Seeing the dharma in films

I recently watched ‘I’m not an easy man’; a French film about switching of gender roles. Sounds heavy, but it’s not. First of all, I love French movies, they’re often simple and profound in a way that doesn’t beat you over the head while it makes it’s point, and usually set against the backdrop of Paris or some other beautiful European city. Yes, Summer is approaching which means I will go on and on and on about why I love Europe, but I digress.

‘I’m not an easy man’ is basically about a guy who bangs his head on a pole and wakes up from his unconscious state in a world where the gender roles are reversed. Women treat men as objects of desire alone, disrespect them regularly, have pressure to make money and be seen as successful, hell, the women don’t even wear bras and go topless in the streets during a jog (clearly the French don’t understand the benefit of a lululemon sports bra). Sounds kind of cheesy as I write it, but I found the film amusing and worthwhile and enjoyed the fact that my brain had to continually realign itself to the new women-run world. It’s incredible to me how defined our gender roles are and how much brainwork it took to keep adjusting to the reversal. Very trippy. Very Cool.

Of course the guy falls in love with a woman who, (Spoiler alert) at the end of the film bangs her head and we see her wake up in a world where men have the opposite roles again and we are left wondering how this will play out. We’re also left with a profound sense that the two lovers will both truly, finally understand each other.

What touched me most about the film was its ability to touch subject of perspective so beautifully. It avoids the debate of what’s right and wrong as well as the usual pitfalls of feminism gone angry, and explores the possibility of a world where both sides were able to genuinely empathise and understand another’s perspective.

Wouldn’t that be an incredible world?

This is something I often talk about in my classes and in my blogs and stories because I believe it is at the heart of our connection to others.

It’s not about who’s right, it’s not about the facts all the time, but rather, it’s about taking the other’s perspective, even for a little while. It’s saying, ‘I see you, I understand you, I can imagine what it’s like to be you’. And mean it.

It’s all we need as humans, to be genuinely seen and heard.

Practice this today when someone talks to you or even sends you a text.
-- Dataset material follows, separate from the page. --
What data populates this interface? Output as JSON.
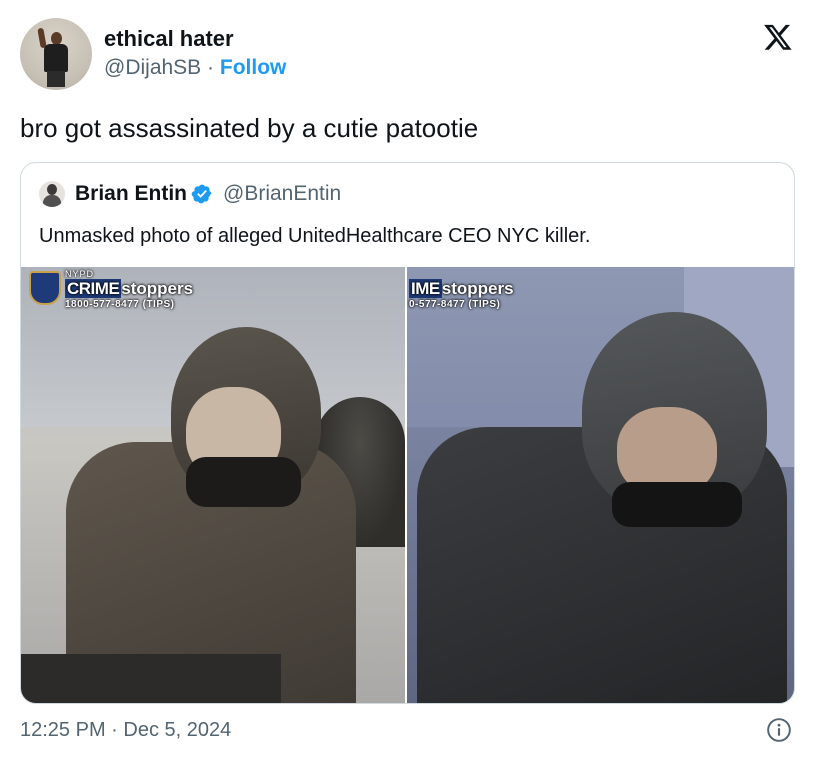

Hear them, get out of your own story for 5 minutes and imagine what it’s like to be them. Then respond in a way that has nothing to do with you and your story, but just a simple genuine reflection. Then watch and let the magic happen.

The Dalai Lama, and the Buddha (guess that’s where he got all this stuff from) talks a lot, almost all the time about compassion, but compassion is such an incredibly complicated emotion and something that actually needs to be cultivated and almost taught through practices and meditations; that I say, let’s rather start with empathy, a genuine and sincere seeing of others, because I think that’s more urgently needed. Then we can go on to compassion from there.

 Wishing you beautiful connections







Cherryl DuncanComment